According to an amended complaint filed on Tuesday by Redbox, Disney has recently retained Anderson Merchandisers, an in-store merchandising company, in its effort to limit Redbox purchases of Disney DVDs. Redbox alleges that a major big-box retailer has been instructed not to allow Redbox employees to buy more than five Disney DVDs. The retailer is not identified in the complaint, but Anderson has a close relationship with Walmart.
Redbox alleges that Anderson employees have followed its own staffers around in stores and taken photographs of them, and in one case threatened a Redbox staffer with prison time.
“On February 27, 2018, a Redbox employee was threatened multiple times with imprisonment in a federal prison for purchasing combo packs of ‘Coco,'” the complaint alleges. “Upon information and belief, the threats were made by a representative of Anderson or Disney.”
The legal battle arises from Redbox’s practice of buying up DVD combo packs, which include codes for a digital download.

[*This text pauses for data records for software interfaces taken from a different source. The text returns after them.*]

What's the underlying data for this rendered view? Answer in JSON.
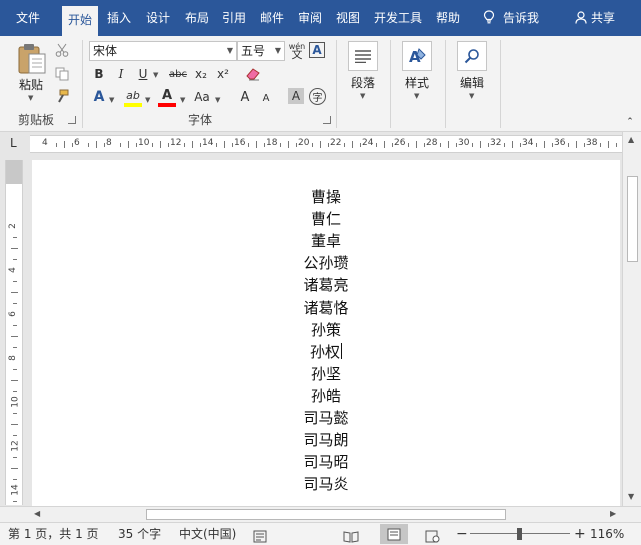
{
  "tabs": [
    {
      "label": "文件"
    },
    {
      "label": "开始"
    },
    {
      "label": "插入"
    },
    {
      "label": "设计"
    },
    {
      "label": "布局"
    },
    {
      "label": "引用"
    },
    {
      "label": "邮件"
    },
    {
      "label": "审阅"
    },
    {
      "label": "视图"
    },
    {
      "label": "开发工具"
    },
    {
      "label": "帮助"
    }
  ],
  "tell_me": {
    "icon": "lightbulb-icon",
    "label": "告诉我"
  },
  "share": {
    "icon": "person-icon",
    "label": "共享"
  },
  "ribbon": {
    "clipboard": {
      "paste_label": "粘贴",
      "group_label": "剪贴板"
    },
    "font": {
      "font_name": "宋体",
      "font_size": "五号",
      "phonetic_label": "wén",
      "char_border_label": "A",
      "bold": "B",
      "italic": "I",
      "underline": "U",
      "strikethrough": "abc",
      "subscript": "x₂",
      "superscript": "x²",
      "text_effects": "A",
      "highlight": "ab",
      "font_color": "A",
      "change_case": "Aa",
      "grow_font": "A",
      "shrink_font": "A",
      "char_shading": "A",
      "enclose_char": "字",
      "group_label": "字体"
    },
    "paragraph_label": "段落",
    "styles_label": "样式",
    "editing_label": "编辑"
  },
  "ruler": {
    "corner_symbol": "L",
    "h_ticks": [
      "4",
      "6",
      "8",
      "10",
      "12",
      "14",
      "16",
      "18",
      "20",
      "22",
      "24",
      "26",
      "28",
      "30",
      "32",
      "34",
      "36",
      "38"
    ],
    "v_ticks": [
      "2",
      "4",
      "6",
      "8",
      "10",
      "12",
      "14"
    ]
  },
  "document": {
    "lines": [
      "曹操",
      "曹仁",
      "董卓",
      "公孙瓒",
      "诸葛亮",
      "诸葛恪",
      "孙策",
      "孙权",
      "孙坚",
      "孙皓",
      "司马懿",
      "司马朗",
      "司马昭",
      "司马炎"
    ]
  },
  "status": {
    "page": "第 1 页，共 1 页",
    "words": "35 个字",
    "language": "中文(中国)",
    "zoom": "116%",
    "zoom_minus": "−",
    "zoom_plus": "+"
  },
  "colors": {
    "tab_bar": "#2b579a",
    "highlight": "#ffff00",
    "font_color": "#ff0000"
  }
}
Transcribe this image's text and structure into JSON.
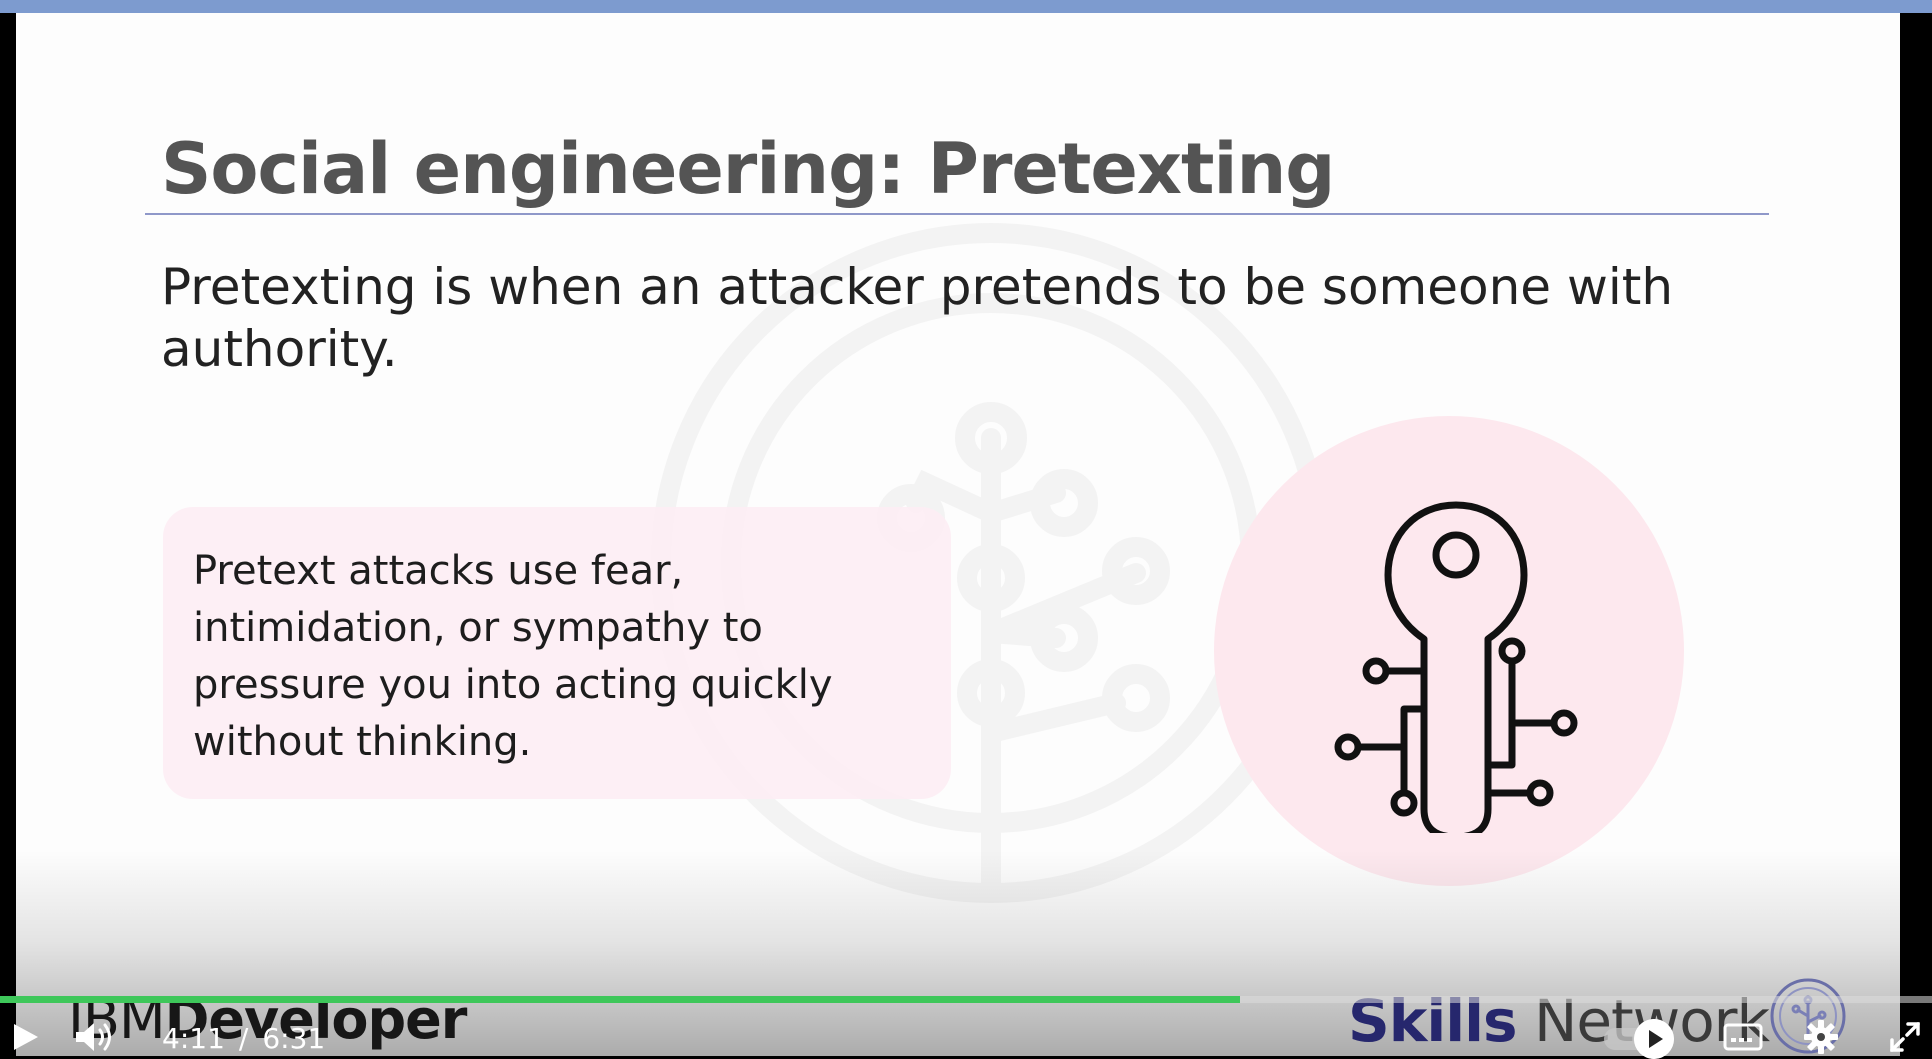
{
  "slide": {
    "title": "Social engineering: Pretexting",
    "lead_line1": "Pretexting is when an attacker pretends to be someone with",
    "lead_line2": "authority.",
    "callout_lines": [
      "Pretext attacks use fear,",
      "intimidation, or sympathy to",
      "pressure you into acting quickly",
      "without thinking."
    ],
    "icon": "circuit-key-icon",
    "watermark_icon": "skills-network-tree-icon"
  },
  "branding": {
    "left_light": "IBM",
    "left_bold": "Developer",
    "right_bold": "Skills",
    "right_light": " Network"
  },
  "player": {
    "current_time": "4:11",
    "separator": "/",
    "duration": "6:31",
    "progress": 0.642,
    "autoplay_on": true,
    "colors": {
      "progress": "#3ec75a",
      "top_line": "#7d9bcf",
      "title_rule": "#8f98c9",
      "callout_bg": "#fdeef4",
      "circle_bg": "#fde8ee"
    },
    "icons": {
      "play": "play-icon",
      "volume": "volume-icon",
      "captions": "captions-icon",
      "settings": "gear-icon",
      "fullscreen": "fullscreen-icon"
    }
  }
}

Redbox then separates the codes and sells them separately through its kiosks, at a steeply discounted price compared to the cost of a download from iTunes or Amazon. Disney filed suit last fall accusing Redbox of copyright infringement, while Redbox contends that its practice is perfectly legal and that Disney is seeking to starve a low-cost competitor of content.
“Disney is seeking to expand its role in the distribution market itself as a competitor to retailers like Redbox and Netflix, and, on information and belief, to eventually remove third-party retailers from the distribution chain altogether,” Redbox alleges. “Disney wants consumers to be inured to higher prices so that they will not object to them once Disney expands into that market.”

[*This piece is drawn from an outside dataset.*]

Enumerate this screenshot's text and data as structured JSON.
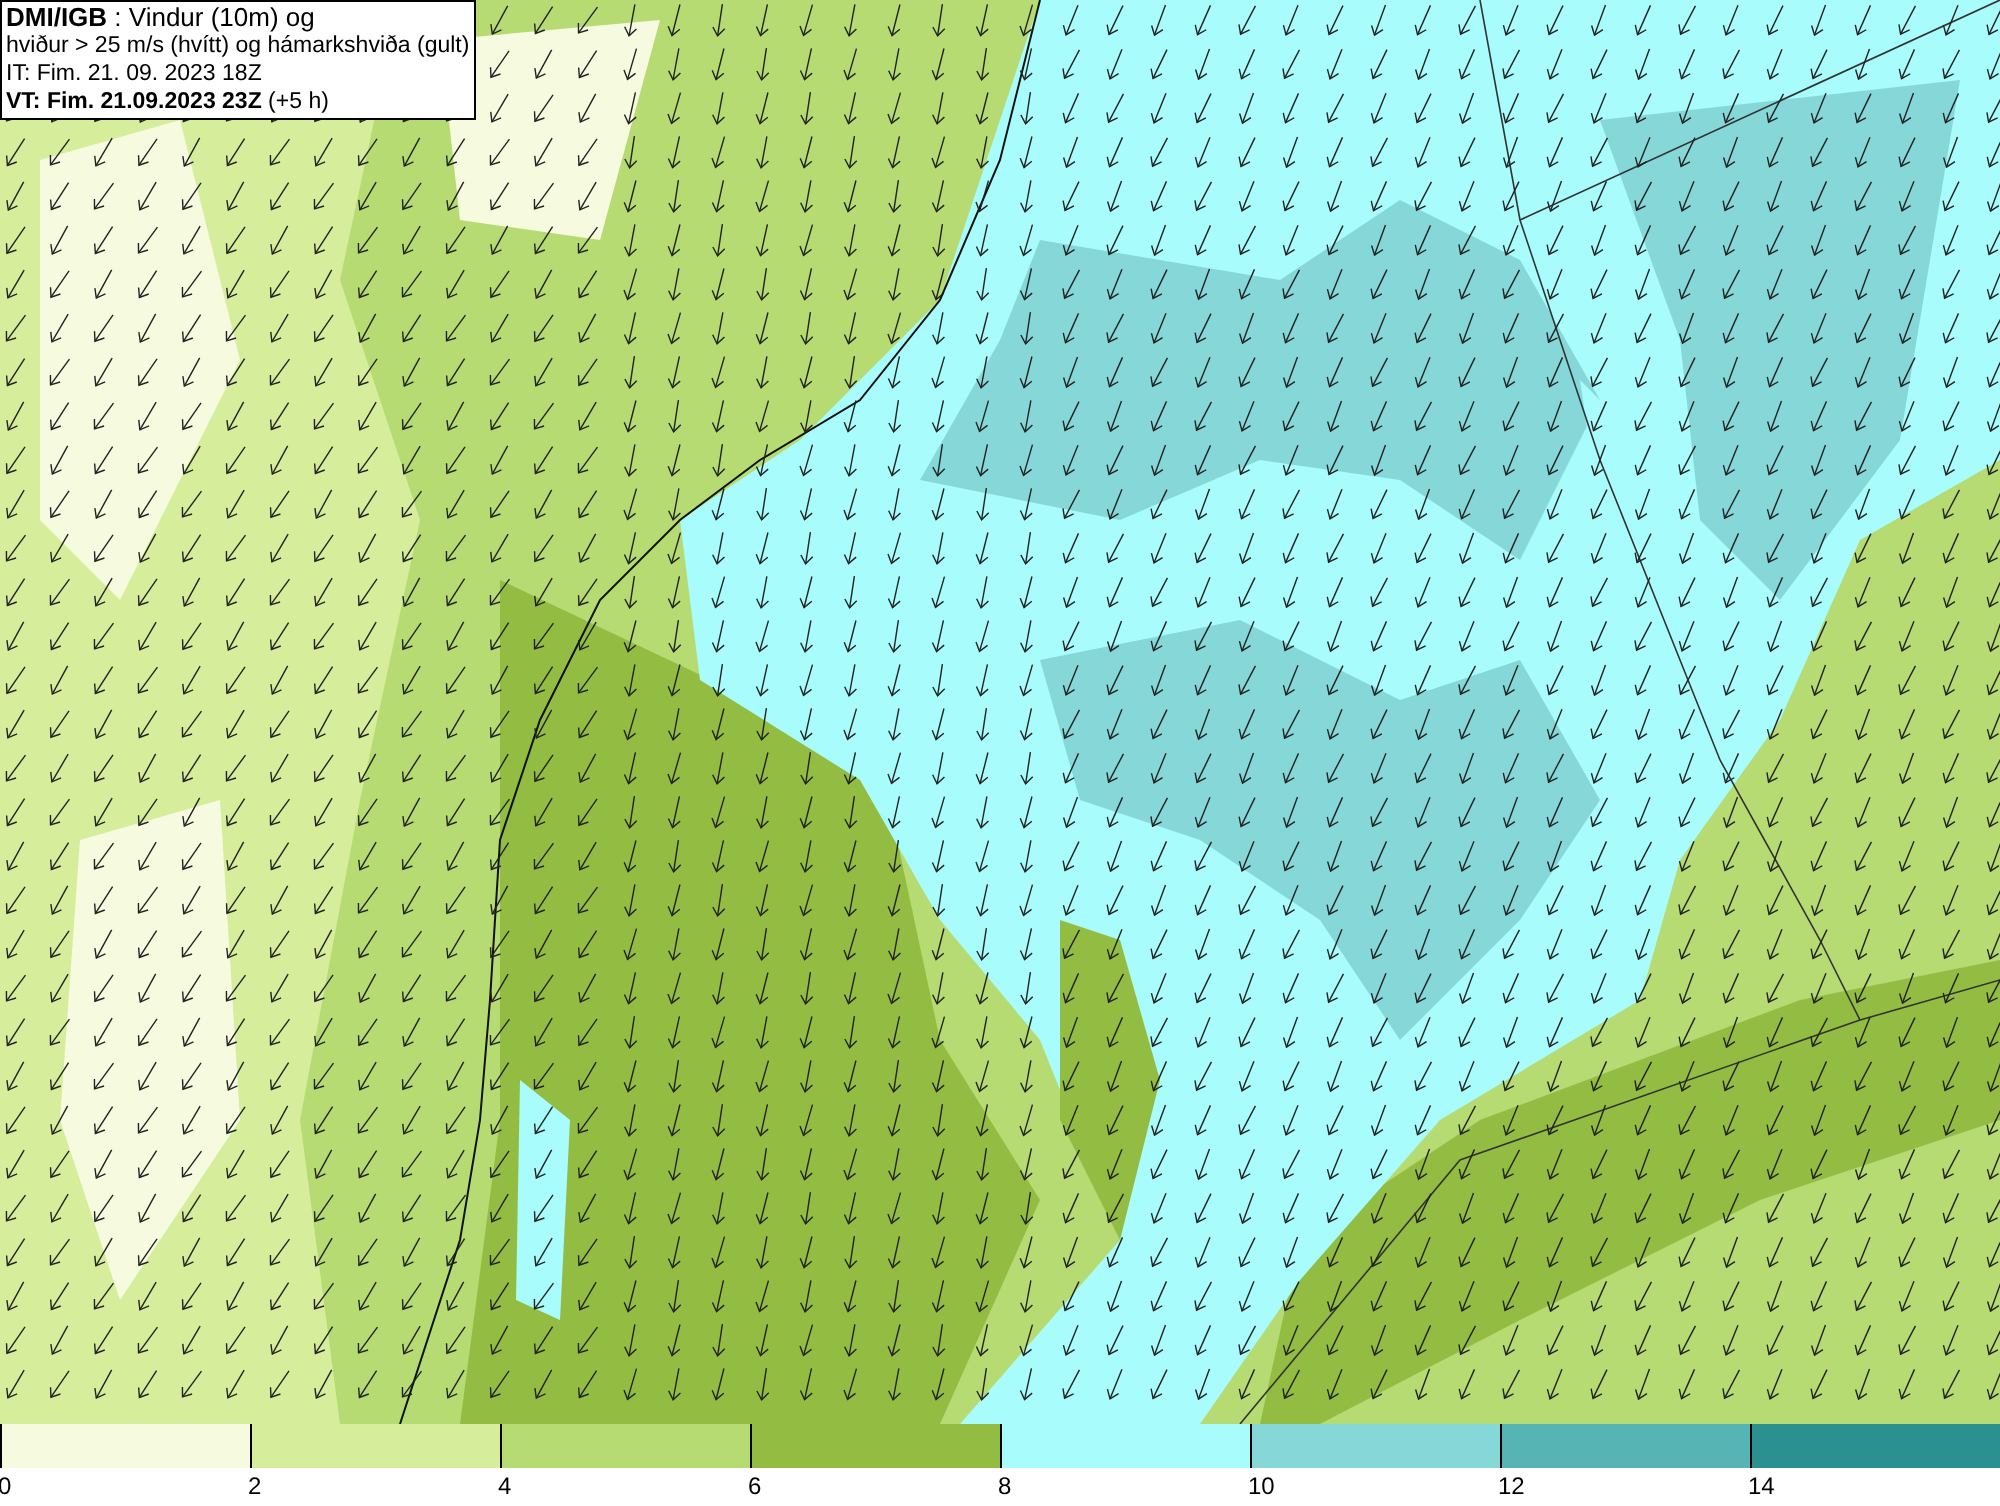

In February, a federal judge denied Disney’s request for an injunction to block Redbox from selling download codes. On Monday, Disney renewed its bid for an injunction, saying it had updated its terms and conditions in response to the judge’s ruling.
Redbox argues that the issue is broader than the digital codes, saying that Disney is seeking to block it from obtaining physical discs, which it unquestionably has the right to re-sell. Redbox’s suit alleges that Disney is abusing its dominant position in the market, and will only have more power over retailers once the Fox merger is completed.
“Disney is unlawfully using its market power to reduce output and prevent Redbox from meeting consumer demand for Disney titles,” Redbox states. “Only a company with substantial market power could dictate terms to major national big-box retailers that ultimately lead those retailers to sell fewer units.”
In response to the updated complaint, a Disney spokesman said, “Redbox continues to infringe our copyrights, and we have filed a renewed motion to stop its sale of our digital codes. While Redbox has filed a counterclaim to distract attention from its infringing conduct, we remain confident in our position and look forward to pursuing our claims in court.”